## [DATASET EXCERPTS]
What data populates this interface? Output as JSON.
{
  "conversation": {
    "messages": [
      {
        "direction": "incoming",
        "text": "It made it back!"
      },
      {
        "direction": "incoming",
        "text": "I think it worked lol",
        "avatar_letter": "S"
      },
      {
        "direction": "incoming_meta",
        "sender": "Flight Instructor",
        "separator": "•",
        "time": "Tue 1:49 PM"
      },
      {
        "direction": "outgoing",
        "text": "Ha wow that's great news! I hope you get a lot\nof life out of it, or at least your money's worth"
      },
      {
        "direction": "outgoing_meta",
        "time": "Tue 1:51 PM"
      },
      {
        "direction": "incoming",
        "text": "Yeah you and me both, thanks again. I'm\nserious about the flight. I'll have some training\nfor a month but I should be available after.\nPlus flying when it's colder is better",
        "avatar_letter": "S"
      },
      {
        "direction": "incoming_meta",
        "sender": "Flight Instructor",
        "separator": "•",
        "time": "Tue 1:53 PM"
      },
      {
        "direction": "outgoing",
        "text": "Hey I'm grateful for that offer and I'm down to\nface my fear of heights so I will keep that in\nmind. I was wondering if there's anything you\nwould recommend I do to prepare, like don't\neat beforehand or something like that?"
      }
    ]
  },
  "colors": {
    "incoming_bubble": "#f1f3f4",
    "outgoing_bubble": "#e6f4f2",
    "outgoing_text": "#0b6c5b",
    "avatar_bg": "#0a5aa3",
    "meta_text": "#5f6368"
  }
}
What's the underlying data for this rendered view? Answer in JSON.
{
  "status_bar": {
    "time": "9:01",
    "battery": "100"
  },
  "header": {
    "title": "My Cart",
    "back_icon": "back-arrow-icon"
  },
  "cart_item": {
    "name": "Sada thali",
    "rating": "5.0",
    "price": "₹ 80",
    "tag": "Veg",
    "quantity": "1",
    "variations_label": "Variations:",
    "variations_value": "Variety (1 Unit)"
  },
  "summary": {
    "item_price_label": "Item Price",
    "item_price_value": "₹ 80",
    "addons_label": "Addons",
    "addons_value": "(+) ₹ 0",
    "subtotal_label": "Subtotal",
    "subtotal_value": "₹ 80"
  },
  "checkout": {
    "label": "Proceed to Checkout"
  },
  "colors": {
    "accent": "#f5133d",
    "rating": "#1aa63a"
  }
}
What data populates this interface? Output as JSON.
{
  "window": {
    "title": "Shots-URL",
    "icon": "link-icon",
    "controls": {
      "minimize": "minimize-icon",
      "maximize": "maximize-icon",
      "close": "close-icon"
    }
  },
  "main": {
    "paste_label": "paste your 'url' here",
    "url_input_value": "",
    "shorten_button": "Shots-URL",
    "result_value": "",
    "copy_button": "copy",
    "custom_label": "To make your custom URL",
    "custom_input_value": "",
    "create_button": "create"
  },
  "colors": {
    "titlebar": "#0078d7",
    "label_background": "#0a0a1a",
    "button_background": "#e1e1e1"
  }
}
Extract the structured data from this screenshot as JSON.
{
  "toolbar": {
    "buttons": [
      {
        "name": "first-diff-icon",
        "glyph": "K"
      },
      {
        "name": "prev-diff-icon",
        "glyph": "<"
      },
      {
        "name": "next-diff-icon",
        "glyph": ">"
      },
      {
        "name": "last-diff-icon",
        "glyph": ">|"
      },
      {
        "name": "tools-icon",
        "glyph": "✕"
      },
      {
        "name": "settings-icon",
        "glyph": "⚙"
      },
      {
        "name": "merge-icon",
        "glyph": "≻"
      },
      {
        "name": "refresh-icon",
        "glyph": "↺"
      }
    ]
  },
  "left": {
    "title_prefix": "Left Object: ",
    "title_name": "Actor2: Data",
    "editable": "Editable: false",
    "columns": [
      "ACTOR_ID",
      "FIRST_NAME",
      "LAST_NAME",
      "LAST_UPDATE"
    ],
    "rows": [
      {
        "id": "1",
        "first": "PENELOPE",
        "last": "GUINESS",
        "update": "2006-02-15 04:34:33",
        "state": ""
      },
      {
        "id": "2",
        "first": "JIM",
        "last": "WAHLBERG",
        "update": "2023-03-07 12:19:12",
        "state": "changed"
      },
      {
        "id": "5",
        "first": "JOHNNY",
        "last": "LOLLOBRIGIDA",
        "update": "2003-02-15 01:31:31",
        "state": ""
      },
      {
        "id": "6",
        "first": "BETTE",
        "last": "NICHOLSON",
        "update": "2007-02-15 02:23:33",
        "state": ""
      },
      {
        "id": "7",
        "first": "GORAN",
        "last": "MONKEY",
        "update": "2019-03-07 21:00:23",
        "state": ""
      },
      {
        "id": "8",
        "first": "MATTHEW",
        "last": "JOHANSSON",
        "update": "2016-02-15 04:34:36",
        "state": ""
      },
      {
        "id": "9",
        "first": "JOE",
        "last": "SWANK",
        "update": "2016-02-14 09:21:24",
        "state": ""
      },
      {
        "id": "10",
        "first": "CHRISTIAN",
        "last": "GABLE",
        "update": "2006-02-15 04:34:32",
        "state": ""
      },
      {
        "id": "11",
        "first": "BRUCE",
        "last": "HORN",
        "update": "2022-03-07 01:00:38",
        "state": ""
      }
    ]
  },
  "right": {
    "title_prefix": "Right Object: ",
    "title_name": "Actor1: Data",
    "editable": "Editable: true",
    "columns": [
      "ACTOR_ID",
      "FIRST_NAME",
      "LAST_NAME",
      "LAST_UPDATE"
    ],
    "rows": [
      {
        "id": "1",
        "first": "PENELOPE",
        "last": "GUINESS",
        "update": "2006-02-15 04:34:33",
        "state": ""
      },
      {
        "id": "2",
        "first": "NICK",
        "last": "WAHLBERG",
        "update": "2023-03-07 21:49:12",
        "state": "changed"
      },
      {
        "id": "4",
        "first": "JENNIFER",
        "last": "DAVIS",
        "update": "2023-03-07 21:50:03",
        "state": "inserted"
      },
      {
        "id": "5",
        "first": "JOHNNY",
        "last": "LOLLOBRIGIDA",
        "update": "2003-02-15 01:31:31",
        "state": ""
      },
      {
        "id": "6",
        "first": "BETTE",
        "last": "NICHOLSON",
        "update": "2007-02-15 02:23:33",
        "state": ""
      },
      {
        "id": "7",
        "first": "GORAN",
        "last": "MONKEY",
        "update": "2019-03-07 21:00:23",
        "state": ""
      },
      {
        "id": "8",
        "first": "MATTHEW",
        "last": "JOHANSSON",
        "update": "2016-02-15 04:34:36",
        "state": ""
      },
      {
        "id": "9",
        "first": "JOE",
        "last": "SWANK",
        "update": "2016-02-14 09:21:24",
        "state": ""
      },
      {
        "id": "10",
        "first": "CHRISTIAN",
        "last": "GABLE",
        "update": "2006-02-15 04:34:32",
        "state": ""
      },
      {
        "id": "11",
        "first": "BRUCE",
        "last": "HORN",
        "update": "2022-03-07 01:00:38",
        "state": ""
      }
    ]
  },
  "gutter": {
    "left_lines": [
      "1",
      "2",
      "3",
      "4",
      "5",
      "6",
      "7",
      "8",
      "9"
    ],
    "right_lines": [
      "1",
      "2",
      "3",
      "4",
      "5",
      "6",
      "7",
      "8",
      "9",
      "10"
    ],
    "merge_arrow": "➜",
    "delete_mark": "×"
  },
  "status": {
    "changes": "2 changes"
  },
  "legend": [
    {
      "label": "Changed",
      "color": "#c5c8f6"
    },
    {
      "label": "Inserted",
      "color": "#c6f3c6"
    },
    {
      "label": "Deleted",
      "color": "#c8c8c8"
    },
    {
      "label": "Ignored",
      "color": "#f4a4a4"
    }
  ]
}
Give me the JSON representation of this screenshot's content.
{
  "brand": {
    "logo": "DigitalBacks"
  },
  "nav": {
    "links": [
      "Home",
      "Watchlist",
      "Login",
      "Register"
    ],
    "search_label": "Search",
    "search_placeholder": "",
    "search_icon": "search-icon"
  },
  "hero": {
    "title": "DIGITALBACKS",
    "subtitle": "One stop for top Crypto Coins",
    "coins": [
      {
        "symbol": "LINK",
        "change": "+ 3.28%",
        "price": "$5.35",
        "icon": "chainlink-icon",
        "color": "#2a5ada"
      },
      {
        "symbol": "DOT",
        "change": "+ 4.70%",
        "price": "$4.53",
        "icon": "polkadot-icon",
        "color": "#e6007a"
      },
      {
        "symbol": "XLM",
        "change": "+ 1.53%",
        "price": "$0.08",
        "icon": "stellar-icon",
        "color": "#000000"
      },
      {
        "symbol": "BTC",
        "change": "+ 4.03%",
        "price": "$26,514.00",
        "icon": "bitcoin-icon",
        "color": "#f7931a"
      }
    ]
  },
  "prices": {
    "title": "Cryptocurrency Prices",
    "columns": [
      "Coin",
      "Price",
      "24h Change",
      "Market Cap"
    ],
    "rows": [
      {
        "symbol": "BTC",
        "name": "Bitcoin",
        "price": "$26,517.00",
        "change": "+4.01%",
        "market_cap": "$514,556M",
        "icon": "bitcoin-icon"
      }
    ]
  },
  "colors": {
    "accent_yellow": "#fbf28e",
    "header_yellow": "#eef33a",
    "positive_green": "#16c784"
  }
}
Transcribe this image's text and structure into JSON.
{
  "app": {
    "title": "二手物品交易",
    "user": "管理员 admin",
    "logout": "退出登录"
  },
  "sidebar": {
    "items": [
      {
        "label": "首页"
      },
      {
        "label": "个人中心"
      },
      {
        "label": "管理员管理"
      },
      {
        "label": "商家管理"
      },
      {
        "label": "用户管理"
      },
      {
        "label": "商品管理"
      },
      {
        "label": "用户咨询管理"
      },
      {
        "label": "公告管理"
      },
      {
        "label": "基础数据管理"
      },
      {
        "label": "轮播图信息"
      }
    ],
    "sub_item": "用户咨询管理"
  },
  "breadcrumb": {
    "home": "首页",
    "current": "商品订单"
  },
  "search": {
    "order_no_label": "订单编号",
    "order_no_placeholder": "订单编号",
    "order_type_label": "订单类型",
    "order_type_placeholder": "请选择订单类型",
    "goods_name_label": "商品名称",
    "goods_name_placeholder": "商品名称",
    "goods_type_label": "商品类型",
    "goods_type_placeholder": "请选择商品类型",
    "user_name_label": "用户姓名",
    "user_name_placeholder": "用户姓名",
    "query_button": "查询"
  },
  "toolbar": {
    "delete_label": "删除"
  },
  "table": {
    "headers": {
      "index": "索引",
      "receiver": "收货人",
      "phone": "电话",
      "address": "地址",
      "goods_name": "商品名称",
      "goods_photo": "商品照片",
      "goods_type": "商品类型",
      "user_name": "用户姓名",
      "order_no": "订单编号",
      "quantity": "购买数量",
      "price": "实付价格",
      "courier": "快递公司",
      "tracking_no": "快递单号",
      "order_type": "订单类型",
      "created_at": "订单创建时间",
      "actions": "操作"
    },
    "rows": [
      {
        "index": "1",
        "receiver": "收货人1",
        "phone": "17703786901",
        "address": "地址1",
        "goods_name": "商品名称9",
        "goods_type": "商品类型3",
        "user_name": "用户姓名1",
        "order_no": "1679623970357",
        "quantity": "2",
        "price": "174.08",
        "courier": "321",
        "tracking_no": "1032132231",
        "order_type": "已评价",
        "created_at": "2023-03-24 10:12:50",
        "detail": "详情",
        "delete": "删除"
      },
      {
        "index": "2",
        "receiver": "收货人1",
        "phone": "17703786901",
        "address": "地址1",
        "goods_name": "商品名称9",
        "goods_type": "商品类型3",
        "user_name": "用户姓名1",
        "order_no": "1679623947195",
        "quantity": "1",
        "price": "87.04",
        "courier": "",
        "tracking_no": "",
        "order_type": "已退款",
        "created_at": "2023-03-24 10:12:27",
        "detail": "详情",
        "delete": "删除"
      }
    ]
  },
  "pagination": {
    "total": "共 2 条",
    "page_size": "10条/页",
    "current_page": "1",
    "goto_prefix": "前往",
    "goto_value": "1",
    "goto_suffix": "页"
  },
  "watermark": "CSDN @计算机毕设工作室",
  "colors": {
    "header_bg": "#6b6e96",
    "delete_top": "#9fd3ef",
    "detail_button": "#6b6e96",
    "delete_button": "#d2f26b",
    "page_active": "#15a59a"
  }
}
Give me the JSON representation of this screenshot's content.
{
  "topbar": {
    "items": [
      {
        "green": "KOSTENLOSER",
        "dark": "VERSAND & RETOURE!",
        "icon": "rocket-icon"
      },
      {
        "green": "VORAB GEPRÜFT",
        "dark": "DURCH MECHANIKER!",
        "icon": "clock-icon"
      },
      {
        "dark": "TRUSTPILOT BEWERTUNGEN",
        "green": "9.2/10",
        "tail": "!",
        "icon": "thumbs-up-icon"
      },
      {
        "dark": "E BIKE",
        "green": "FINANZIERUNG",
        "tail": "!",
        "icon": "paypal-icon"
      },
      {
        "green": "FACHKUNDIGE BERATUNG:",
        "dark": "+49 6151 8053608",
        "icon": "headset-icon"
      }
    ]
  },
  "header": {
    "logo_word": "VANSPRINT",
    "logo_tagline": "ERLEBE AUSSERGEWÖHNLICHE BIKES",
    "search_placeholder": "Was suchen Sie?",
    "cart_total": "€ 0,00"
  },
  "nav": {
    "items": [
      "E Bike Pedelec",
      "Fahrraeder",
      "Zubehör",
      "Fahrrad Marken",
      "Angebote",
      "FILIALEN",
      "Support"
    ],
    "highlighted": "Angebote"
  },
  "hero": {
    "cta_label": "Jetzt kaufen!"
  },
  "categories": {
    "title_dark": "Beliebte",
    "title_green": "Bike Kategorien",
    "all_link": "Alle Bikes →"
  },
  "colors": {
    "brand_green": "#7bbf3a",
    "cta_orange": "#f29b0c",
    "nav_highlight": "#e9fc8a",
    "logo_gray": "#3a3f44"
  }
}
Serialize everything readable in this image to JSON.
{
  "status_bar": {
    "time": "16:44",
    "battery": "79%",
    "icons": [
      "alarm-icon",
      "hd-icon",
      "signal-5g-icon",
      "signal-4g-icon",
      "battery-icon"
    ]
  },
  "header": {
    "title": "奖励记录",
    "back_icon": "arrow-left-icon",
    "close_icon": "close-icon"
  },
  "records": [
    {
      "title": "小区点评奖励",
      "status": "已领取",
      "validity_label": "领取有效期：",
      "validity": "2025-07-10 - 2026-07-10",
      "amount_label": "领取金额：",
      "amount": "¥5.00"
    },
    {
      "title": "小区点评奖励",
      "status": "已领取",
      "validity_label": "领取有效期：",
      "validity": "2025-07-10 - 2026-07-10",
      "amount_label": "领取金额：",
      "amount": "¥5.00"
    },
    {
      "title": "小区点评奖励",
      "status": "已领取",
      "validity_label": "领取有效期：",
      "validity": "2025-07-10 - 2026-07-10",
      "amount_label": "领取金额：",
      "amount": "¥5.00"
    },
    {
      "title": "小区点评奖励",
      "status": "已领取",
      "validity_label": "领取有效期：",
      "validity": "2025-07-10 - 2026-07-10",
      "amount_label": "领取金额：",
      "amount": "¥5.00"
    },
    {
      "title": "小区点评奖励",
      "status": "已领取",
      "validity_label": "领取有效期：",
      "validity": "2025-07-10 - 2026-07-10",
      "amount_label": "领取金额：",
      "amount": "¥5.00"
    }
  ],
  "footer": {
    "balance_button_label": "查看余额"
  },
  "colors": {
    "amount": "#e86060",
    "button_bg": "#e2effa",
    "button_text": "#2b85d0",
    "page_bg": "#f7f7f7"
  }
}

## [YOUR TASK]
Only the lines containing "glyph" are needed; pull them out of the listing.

## [SOLUTION FOR THIS TASK]
        "glyph": "K"
        "glyph": "<"
        "glyph": ">"
        "glyph": ">|"
        "glyph": "✕"
        "glyph": "⚙"
        "glyph": "≻"
        "glyph": "↺"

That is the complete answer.